158. Nacher J, Varea E, Miguel Blasco-Ibanez J, Gomez-Climent MA, Castillo-Gomez E, Crespo C, et al. N-methyl-d-aspartate receptor expression during adult neurogenesis in the rat dentate gyrus. Neuroscience (2007) 144:855–64. doi:10.1016/j.neuroscience.2006.10.021
160. Chun SK, Sun W, Park JJ, Jung MW. Enhanced proliferation of progenitor cells following long-term potentiation induction in the rat dentate gyrus. Neurobiol Learn Mem (2006) 86:322–9. doi:10.1016/j.nlm.2006.05.005
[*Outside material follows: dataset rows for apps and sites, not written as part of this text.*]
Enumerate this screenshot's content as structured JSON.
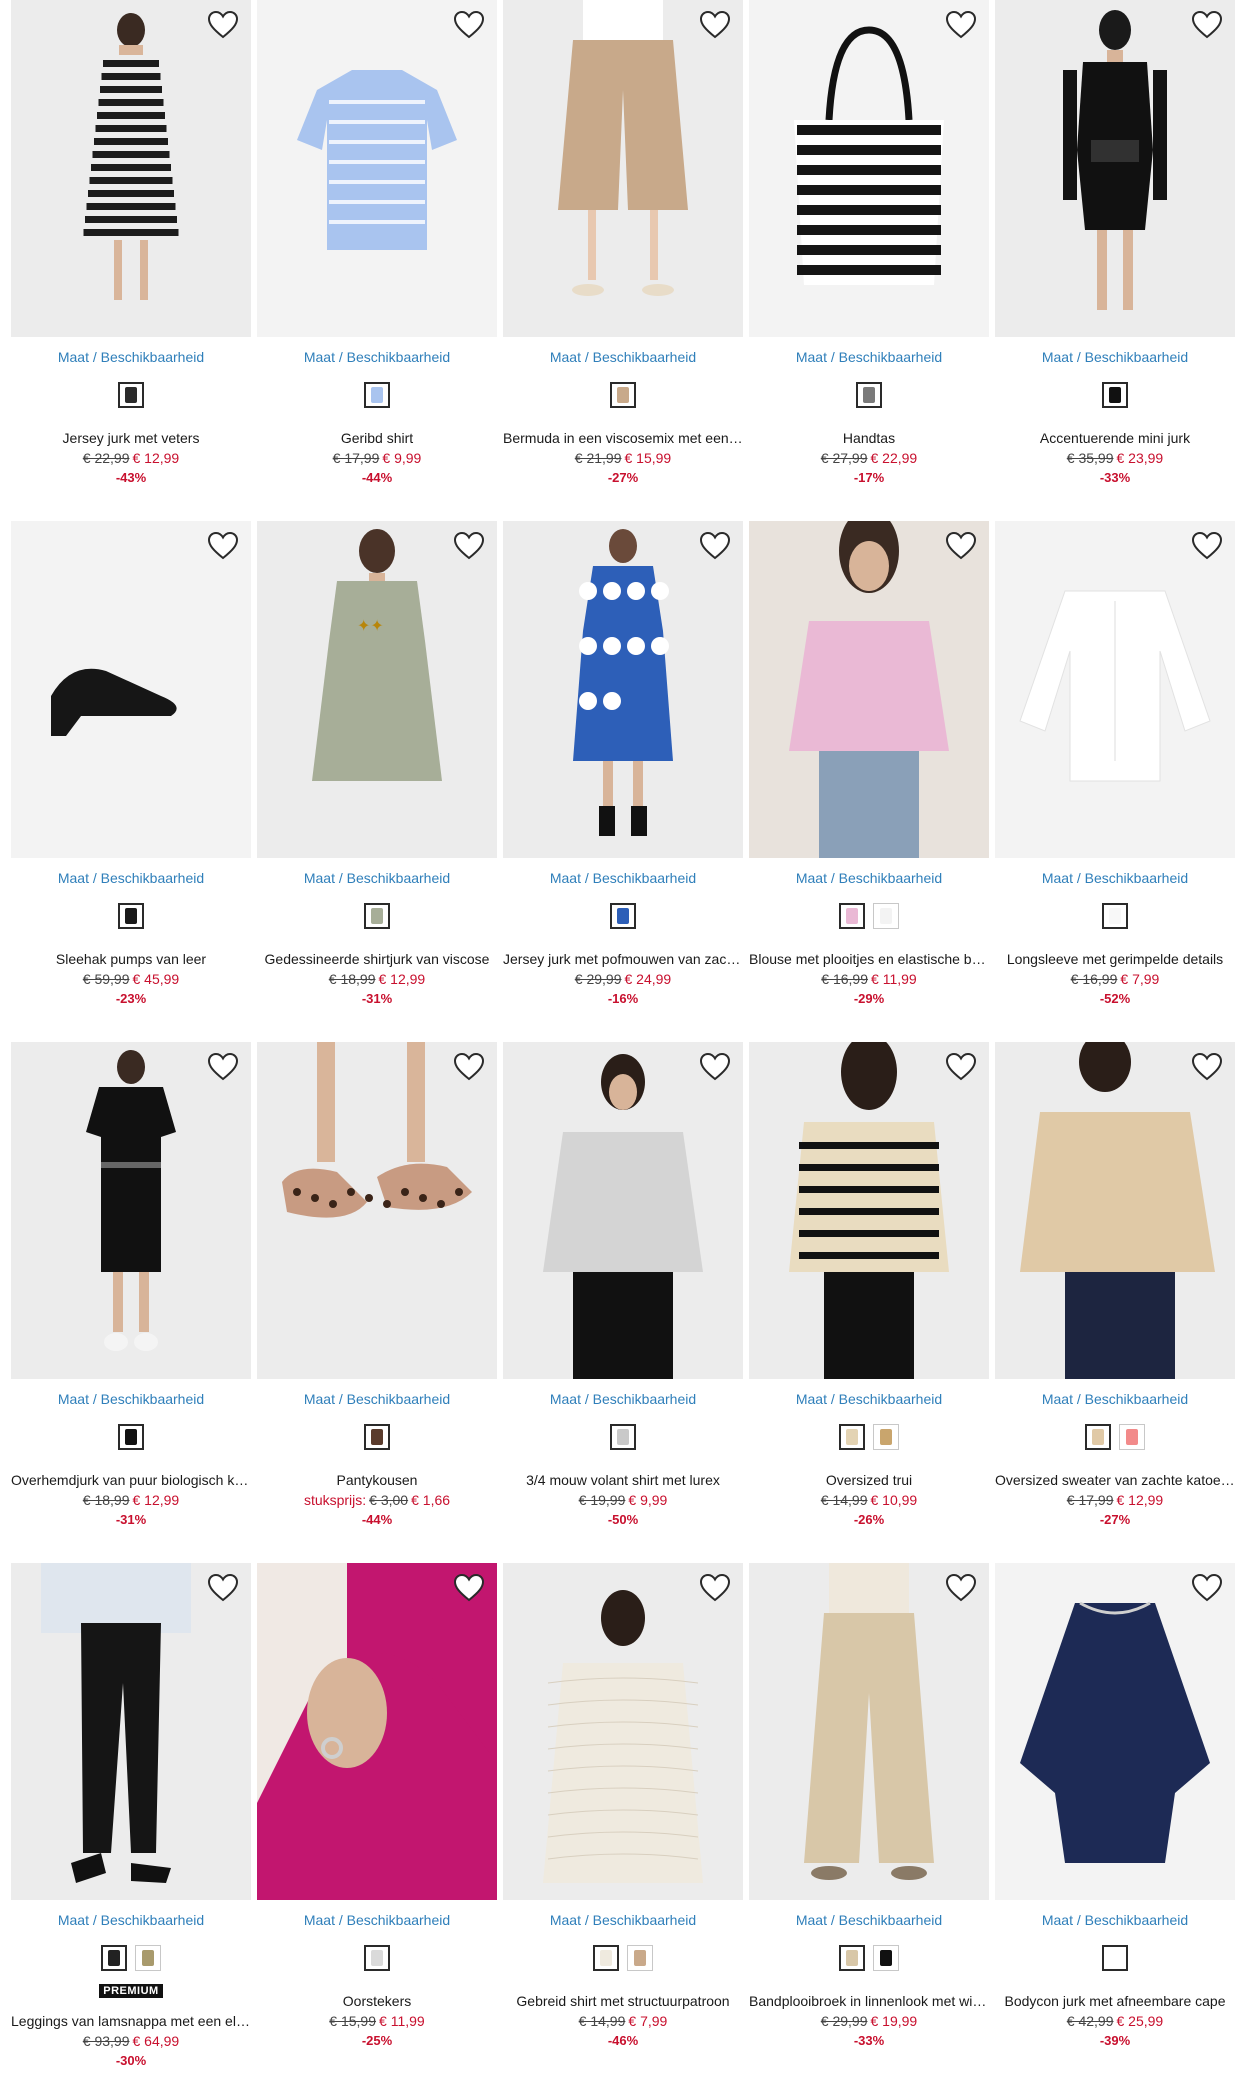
{
  "availability_label": "Maat / Beschikbaarheid",
  "premium_badge": "PREMIUM",
  "colors": {
    "link": "#2f7fba",
    "sale": "#c8102e",
    "text": "#1a1a1a"
  },
  "products": [
    {
      "name": "Jersey jurk met veters",
      "old_price": "€ 22,99",
      "price": "€ 12,99",
      "discount": "-43%",
      "swatches": [
        "#2b2b2b"
      ],
      "image": "striped-maxi-dress",
      "bg": "#ececec"
    },
    {
      "name": "Geribd shirt",
      "old_price": "€ 17,99",
      "price": "€ 9,99",
      "discount": "-44%",
      "swatches": [
        "#a9c4ef"
      ],
      "image": "blue-tie-dye-tshirt",
      "bg": "#f3f3f3"
    },
    {
      "name": "Bermuda in een viscosemix met een hoge band",
      "old_price": "€ 21,99",
      "price": "€ 15,99",
      "discount": "-27%",
      "swatches": [
        "#c8a98a"
      ],
      "image": "beige-knit-bermuda",
      "bg": "#ececec"
    },
    {
      "name": "Handtas",
      "old_price": "€ 27,99",
      "price": "€ 22,99",
      "discount": "-17%",
      "swatches": [
        "#7a7a7a"
      ],
      "image": "striped-tote-bag",
      "bg": "#f3f3f3"
    },
    {
      "name": "Accentuerende mini jurk",
      "old_price": "€ 35,99",
      "price": "€ 23,99",
      "discount": "-33%",
      "swatches": [
        "#111111"
      ],
      "image": "black-mini-dress",
      "bg": "#ececec"
    },
    {
      "name": "Sleehak pumps van leer",
      "old_price": "€ 59,99",
      "price": "€ 45,99",
      "discount": "-23%",
      "swatches": [
        "#1a1a1a"
      ],
      "image": "black-wedge-pumps",
      "bg": "#f3f3f3"
    },
    {
      "name": "Gedessineerde shirtjurk van viscose",
      "old_price": "€ 18,99",
      "price": "€ 12,99",
      "discount": "-31%",
      "swatches": [
        "#a7ae98"
      ],
      "image": "sage-shirt-dress",
      "bg": "#ececec"
    },
    {
      "name": "Jersey jurk met pofmouwen van zachte jersey",
      "old_price": "€ 29,99",
      "price": "€ 24,99",
      "discount": "-16%",
      "swatches": [
        "#2d5fb8"
      ],
      "image": "blue-pattern-dress",
      "bg": "#ececec"
    },
    {
      "name": "Blouse met plooitjes en elastische band",
      "old_price": "€ 16,99",
      "price": "€ 11,99",
      "discount": "-29%",
      "swatches": [
        "#eab9d5",
        "#f3f3f3"
      ],
      "image": "pink-blouse",
      "bg": "#e8e2dc"
    },
    {
      "name": "Longsleeve met gerimpelde details",
      "old_price": "€ 16,99",
      "price": "€ 7,99",
      "discount": "-52%",
      "swatches": [
        "#f8f8f8"
      ],
      "image": "white-longsleeve",
      "bg": "#f3f3f3"
    },
    {
      "name": "Overhemdjurk van puur biologisch katoen",
      "old_price": "€ 18,99",
      "price": "€ 12,99",
      "discount": "-31%",
      "swatches": [
        "#111111"
      ],
      "image": "black-tshirt-dress",
      "bg": "#ececec"
    },
    {
      "name": "Pantykousen",
      "unit_label": "stuksprijs:",
      "old_price": "€ 3,00",
      "price": "€ 1,66",
      "discount": "-44%",
      "swatches": [
        "#5a3b2c"
      ],
      "image": "leopard-socks",
      "bg": "#ececec"
    },
    {
      "name": "3/4 mouw volant shirt met lurex",
      "old_price": "€ 19,99",
      "price": "€ 9,99",
      "discount": "-50%",
      "swatches": [
        "#c9c9c9"
      ],
      "image": "grey-ruffle-shirt",
      "bg": "#ececec"
    },
    {
      "name": "Oversized trui",
      "old_price": "€ 14,99",
      "price": "€ 10,99",
      "discount": "-26%",
      "swatches": [
        "#e3d3b3",
        "#c9a56d"
      ],
      "image": "striped-sweater",
      "bg": "#ececec"
    },
    {
      "name": "Oversized sweater van zachte katoenmix",
      "old_price": "€ 17,99",
      "price": "€ 12,99",
      "discount": "-27%",
      "swatches": [
        "#e0c9a6",
        "#f28a8a"
      ],
      "image": "beige-sweater",
      "bg": "#ececec"
    },
    {
      "name": "Leggings van lamsnappa met een elastische band",
      "old_price": "€ 93,99",
      "price": "€ 64,99",
      "discount": "-30%",
      "swatches": [
        "#222222",
        "#a89a6c"
      ],
      "premium": true,
      "image": "leather-leggings",
      "bg": "#ececec"
    },
    {
      "name": "Oorstekers",
      "old_price": "€ 15,99",
      "price": "€ 11,99",
      "discount": "-25%",
      "swatches": [
        "#dadada"
      ],
      "image": "earrings-pink-knit",
      "bg": "#c2166f"
    },
    {
      "name": "Gebreid shirt met structuurpatroon",
      "old_price": "€ 14,99",
      "price": "€ 7,99",
      "discount": "-46%",
      "swatches": [
        "#efeadf",
        "#c9a98a"
      ],
      "image": "cream-knit-shirt",
      "bg": "#ececec"
    },
    {
      "name": "Bandplooibroek in linnenlook met wijde pijpen",
      "old_price": "€ 29,99",
      "price": "€ 19,99",
      "discount": "-33%",
      "swatches": [
        "#d8c7a8",
        "#111111"
      ],
      "image": "beige-wide-trousers",
      "bg": "#ececec"
    },
    {
      "name": "Bodycon jurk met afneembare cape",
      "old_price": "€ 42,99",
      "price": "€ 25,99",
      "discount": "-39%",
      "swatches": [
        "#ffffff"
      ],
      "image": "navy-cape-dress",
      "bg": "#f3f3f3"
    }
  ]
}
162. Wei W, Zhang N, Peng Z, Houser CR, Mody I. Perisynaptic localization of delta subunit-containing GABA(A) receptors and their activation by GABA spillover in the mouse dentate gyrus. J Neurosci (2003) 23:10650–61.
163. Heldt SA, Ressler KJ. Forebrain and midbrain distribution of major benzodiazepine-sensitive GABAA receptor subunits in the adult C57 mouse as assessed with in situ hybridization. Neuroscience (2007) 150:370–85. doi:10.1016/j.neuroscience.2007.09.008
164. Hortnagl H, Tasan RO, Wieselthaler A, Kirchmair E, Sieghart W, Sperk G. Patterns of mRNA and protein expression for 12 GABAA receptor subunits in the mouse brain. Neuroscience (2013) 236:345–72. doi:10.1016/j.neuroscience.2013.01.008
166. Moss J, Toni N. A circuit-based gatekeeper for adult neural stem cell proliferation: parvalbumin-expressing interneurons of the dentate gyrus control the activation and proliferation of quiescent adult neural stem cells. Bioessays (2013) 35:28–33. doi:10.1002/bies.201200136
168. Richardson HN, Chan SH, Crawford EF, Lee YK, Funk CK, Koob GF, et al. Permanent impairment of birth and survival of cortical and hippocampal proliferating cells following excessive drinking during alcohol dependence. Neurobiol Dis (2009) 36:1–10. doi:10.1016/j.nbd.2009.05.021
169. Hansson AC, Nixon K, Rimondini R, Damadzic R, Sommer WH, Eskay R, et al. Long-term suppression of forebrain neurogenesis and loss of neuronal progenitor cells following prolonged alcohol dependence in rats. Int J Neuropsychopharmacol (2010) 13:583–93. doi:10.1017/S1461145710000246
170. Nixon K, Crews FT. Temporally specific burst in cell proliferation increases hippocampal neurogenesis in protracted abstinence from alcohol. J Neurosci (2004) 24:9714–22. doi:10.1523/JNEUROSCI.3063-04.2004
171. Somkuwar SS, Fannon MJ, Staples MC, Zamora-Martinez ER, Navarro AI, Kim A, et al. Alcohol dependence-induced regulation of the proliferation and survival of adult brain progenitors is associated with altered BDNF-TrkB signaling. Brain Struct Funct (2015). doi:10.1007/s00429-015-1163-z
172. Duveau V, Laustela S, Barth L, Gianolini F, Vogt KE, Keist R, et al. Spatiotemporal specificity of GABAA receptor-mediated regulation of adult hippocampal neurogenesis. Eur J Neurosci (2011) 34:362–73. doi:10.1111/j.1460-9568.2011.07782.x
Keywords: alcohol use disorder, cognitive impairment, abstinence, hippocampus, prefrontal cortex
Citation: Staples MC and Mandyam CD (2016) Thinking after Drinking: Impaired Hippocampal-Dependent Cognition in Human Alcoholics and Animal Models of Alcohol Dependence. Front. Psychiatry 7:162. doi: 10.3389/fpsyt.2016.00162
Received: 15 July 2016; Accepted: 13 September 2016;
Published: 30 September 2016
Edited by:Vincent David, Centre National de la Recherche Scientifique (CNRS), France
Reviewed by:Gabriel Rubio, Hospital Universitario 12 De Octubre, Spain
Myeong Ok Kim, Gyeonsang National University Jinju, South Korea
Copyright: © 2016 Staples and Mandyam. This is an open-access article distributed under the terms of the Creative Commons Attribution License (CC BY). The use, distribution or reproduction in other forums is permitted, provided the original author(s) or licensor are credited and that the original publication in this journal is cited, in accordance with accepted academic practice. No use, distribution or reproduction is permitted which does not comply with these terms.
*Correspondence: Chitra D. Mandyam, email@example.com
†Present address: Miranda C. Staples MileStone Research Organization, San Diego, CA, USA;
Chitra D. Mandyam, Veterans Administration San Diego Healthcare System, San Diego, CA, USA